If you’re a veg, a veggie, a vejazzle (wait, that’s something else) you’ll have endured countless conversations like this. And you’ll probably have noticed that the person you’re talking to isn’t actually interested in your answer. They’re not asking out of curiosity, oh no, they’re looking to catch you out. Why? Because if you say you’re meat-free for Moral Reasons, they think you’re questioning their moral code. To avoid conflict, many veggies find it safer to cite Reasons of Taste (there’s no accounting for it, you see), whilst secretly salivating over Greggs sausage roles.
To keep things friendly, I tend to describe my vegetarianism as a Personal Choice. It’s quick, it’s to-the-point, it’s designed to close the debate before it’s begun, oh and it’s ABSOLUTELY TRUE. If someone tells me they like wearing red, do I interrogate their views on pink and purple? No. What if they hate their siblings, avoid their parents, work for a bank, eat chocolate during Lent or don’t have children… is it appropriate to ask them why? In public? OVER DINNER?!
Of course not. Then don’t do it to the veggie in the corner who just wants to munch their Mexican bean burger in peace. Unlike the many other personal choices people can expect to make in private, perfectly decent people seem to think vegetarians are fair game when it comes to a debate at the dinner table. Well, we’re not. Going veg a choice just like anything else is, and how we choose to define their beliefs and practices is up to the individual. So next time you find out someone’s a veggie, just leave it alone, and stop distracting them from the one thing on the menu they can actually eat. In return, we promise not to pester you about your sexual preferences or taste in shoes. Even if they both involve leather.
Downstairs in a sweaty corner of Theatre Deli (which, if you haven’t been, is like the set of a zombie apocalypse, complete with derelict toilet cubicles, abandoned machinery and spooky red lighting) was the perfect location for Salon:Collective’s boxing ring. Two actors entered the ring and the MC/referee gave us the premise of their characters’ relationship: ‘brothers on a stag do’, ‘mother and daughter at Christmas and the mother’s drunk again’, ‘couple having an affair’ were a few I remember.

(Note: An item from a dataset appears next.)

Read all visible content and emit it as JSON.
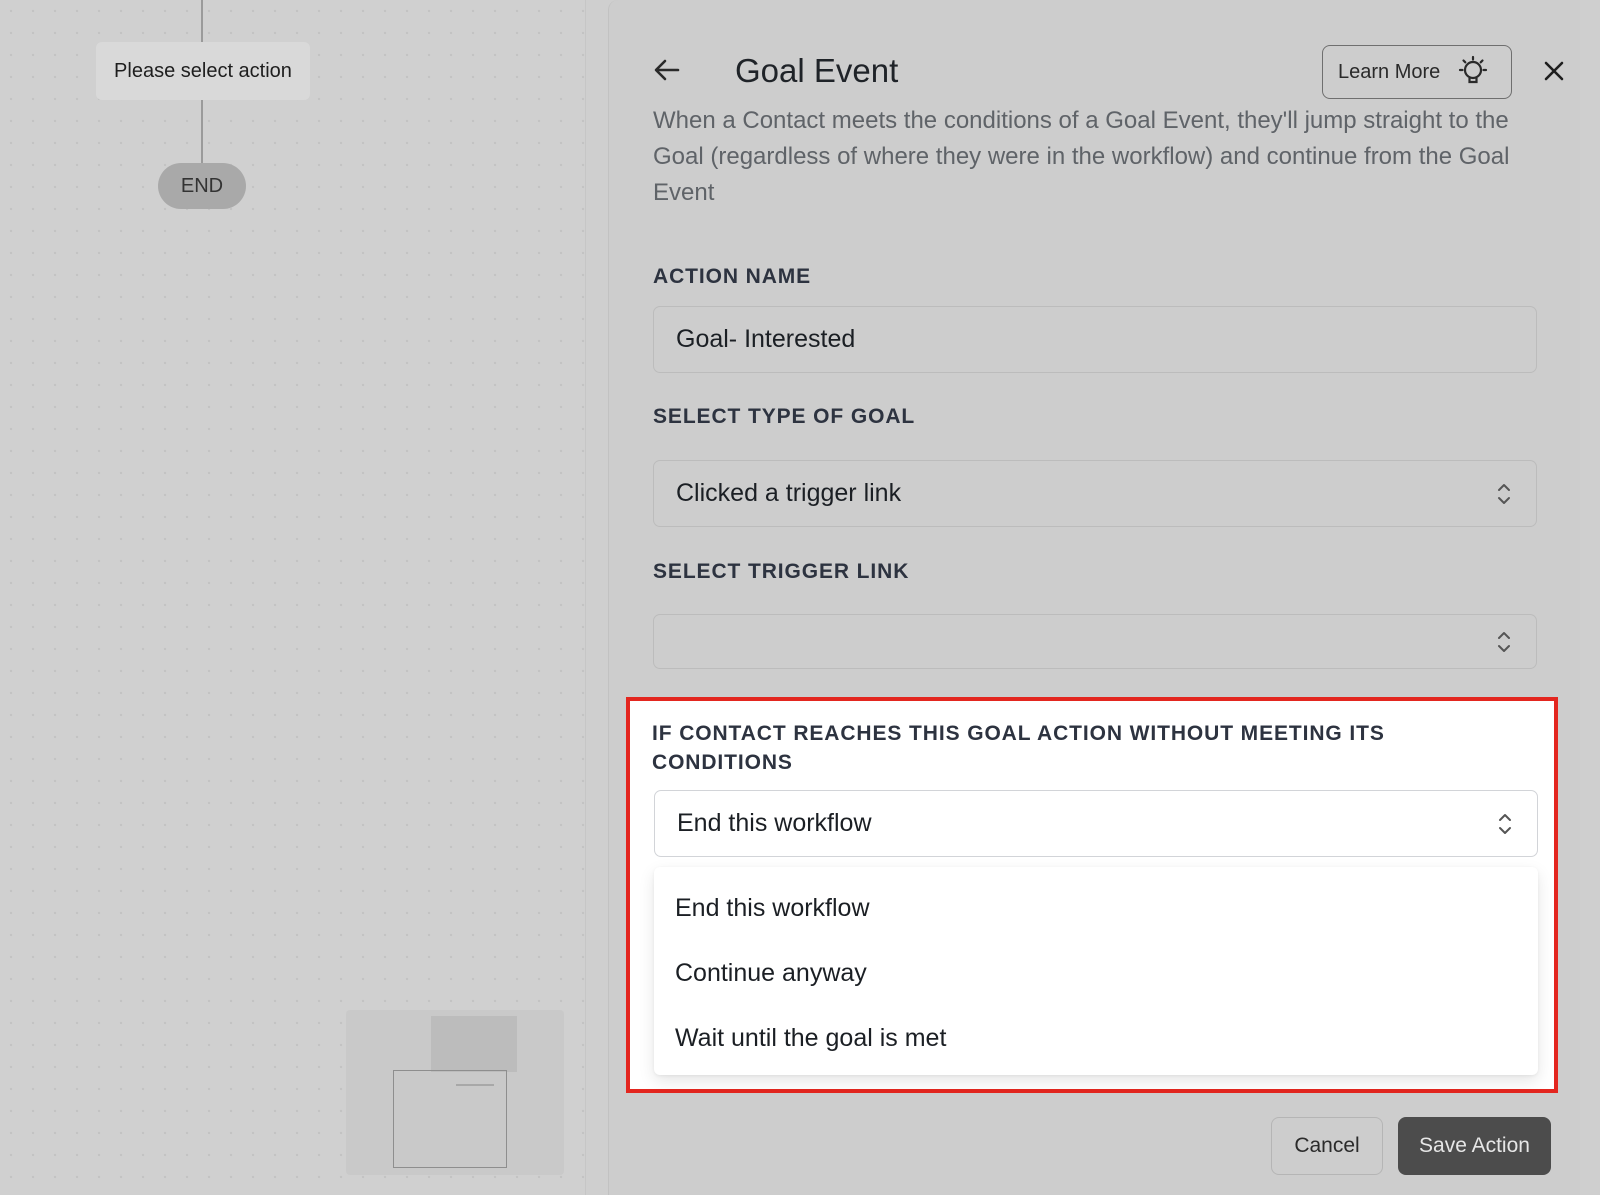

As each scene played out, spectators could purchase slips containing long lists of instructions to choose from, like ‘get physical’, ‘kiss’, ‘do a monologue’, ‘fight’... what a clever way for the show to make money! You’d chose what you wanted to happen and who you wanted it to happen to, then wave your slip in the air, and a member of the company ringside would give the MC your instruction. ‘long-haired boy get physical’, or ‘man belittle woman’, for example. The actors would immediately incorporate your instruction to the improvisation. Sometimes outcomes were funny, sometimes sad, sometimes kinda disturbing. Not only must this have incurred some full-on mental acrobatics on the part of the very talented actors, it was a thrilling experience as an audience member. There’s something disconcerting about paying for young woman to beat up her mother (just a bit), but it’s fantasy, so its okay, and the performances were electric. If you wanted to get theoretical, you could say it raised questions of culpability, and if you didn’t, you'd still be and impacted by this incredibly fast-paced, brave and entertaining piece of theatre. What a fantastically imaginative approach to interaction, and to making the money required to retain and reward the artists that brought it to fruition.